Holiness, for the Christian, is not an event and does not consist in living an upright moral life. Holiness, for the Christian, resides in the sure and certain hope that our sins can be forgiven—are forgiven, and that we can obtain true amendment of life.
Jesus tells this simple yet powerful parable to show the stark contrast between a worldly view and a heavenly view of life: we are explicitly called to the latter, “I tell you that this man, rather than the other, went home justified before God. For all those who exalt themselves will be humbled, and those who humble themselves will be exalted.” So well is this understood that the Scriptures abound with this teaching as implicit in the witness of our Savior:
2 Peter 3:9 ESV
The Lord is not slow to fulfill his promise as some count slowness, but is patient toward you, not wishing that any should perish, but that all should reach repentance.
1 John 1:9 ESV
If we confess our sins, he is faithful and just to forgive us our sins and to cleanse us from all unrighteousness.
Titus 3:5 ESV
He saved us, not because of works done by us in righteousness, but according to his own mercy, by the washing of regeneration and renewal of the Holy Spirit,
Acts 2:38 ESV
And Peter said to them, “Repent and be baptized every one of you in the name of Jesus Christ for the forgiveness of your sins, and you will receive the gift of the Holy Spirit.
Hebrews 4:16 ESV
Let us then with confidence draw near to the throne of grace, that we may receive mercy and find grace to help in time of need.
Romans 5:8 ESV
But God shows his love for us in that while we were still sinners, Christ died for us.
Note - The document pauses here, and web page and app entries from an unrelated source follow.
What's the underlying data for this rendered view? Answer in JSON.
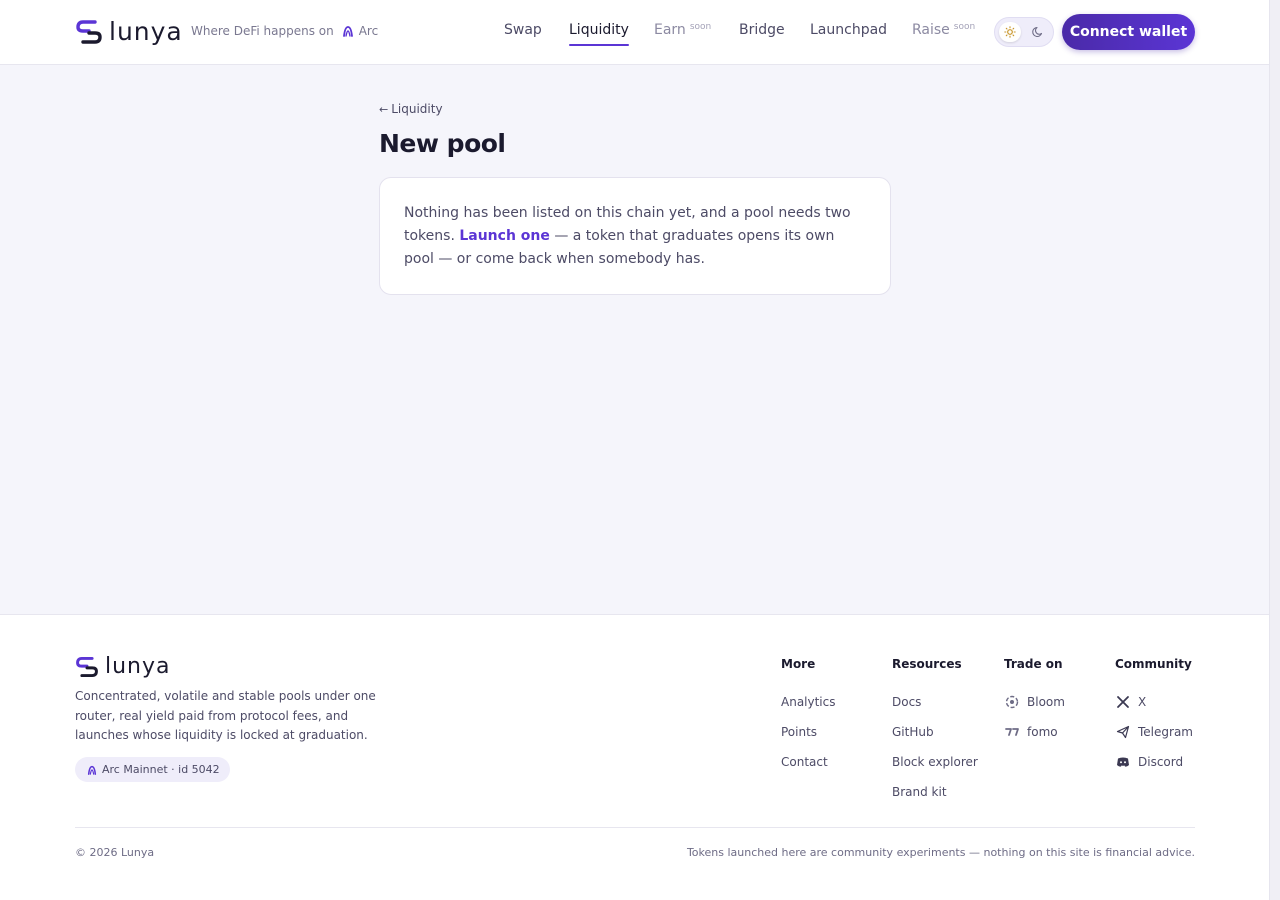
{
  "brand": {
    "name": "lunya",
    "accent": "#5b35d5"
  },
  "header": {
    "tagline": "Where DeFi happens on",
    "chain": "Arc",
    "nav": [
      {
        "label": "Swap",
        "active": false,
        "soon": ""
      },
      {
        "label": "Liquidity",
        "active": true,
        "soon": ""
      },
      {
        "label": "Earn",
        "active": false,
        "soon": "soon"
      },
      {
        "label": "Bridge",
        "active": false,
        "soon": ""
      },
      {
        "label": "Launchpad",
        "active": false,
        "soon": ""
      },
      {
        "label": "Raise",
        "active": false,
        "soon": "soon"
      }
    ],
    "connect_label": "Connect wallet"
  },
  "main": {
    "back_label": "Liquidity",
    "title": "New pool",
    "notice": {
      "before": "Nothing has been listed on this chain yet, and a pool needs two tokens. ",
      "link": "Launch one",
      "after": " — a token that graduates opens its own pool — or come back when somebody has."
    }
  },
  "footer": {
    "description": "Concentrated, volatile and stable pools under one router, real yield paid from protocol fees, and launches whose liquidity is locked at graduation.",
    "chain_badge": "Arc Mainnet · id 5042",
    "columns": [
      {
        "title": "More",
        "links": [
          {
            "label": "Analytics"
          },
          {
            "label": "Points"
          },
          {
            "label": "Contact"
          }
        ]
      },
      {
        "title": "Resources",
        "links": [
          {
            "label": "Docs"
          },
          {
            "label": "GitHub"
          },
          {
            "label": "Block explorer"
          },
          {
            "label": "Brand kit"
          }
        ]
      },
      {
        "title": "Trade on",
        "links": [
          {
            "label": "Bloom",
            "icon": "bloom-icon"
          },
          {
            "label": "fomo",
            "icon": "fomo-icon"
          }
        ]
      },
      {
        "title": "Community",
        "links": [
          {
            "label": "X",
            "icon": "x-icon"
          },
          {
            "label": "Telegram",
            "icon": "telegram-icon"
          },
          {
            "label": "Discord",
            "icon": "discord-icon"
          }
        ]
      }
    ],
    "copyright": "© 2026 Lunya",
    "disclaimer": "Tokens launched here are community experiments — nothing on this site is financial advice."
  }
}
1 John 1:8 ESV
If we say we have no sin, we deceive ourselves, and the truth is not in us.
1 Peter 1:3 ESV
Blessed be the God and Father of our Lord Jesus Christ! According to his great mercy, he has caused us to be born again to a living hope through the resurrection of Jesus Christ from the dead,
Luke 13:3 ESV
No, I tell you; but unless you repent, you will all likewise perish.
The second half of the Jesus Prayer is nothing less than a proclamation of self-awareness and a recognition of Divine Love. Through it we are united to the witness of Christ for our salvation and by it we are remade as children of the light! (Thess. 5:5)
LORD JESUS CHRIST, SON OF GOD SAVIOR,
HAVE MERCY ON ME—A SINNER
Father Bill Burk†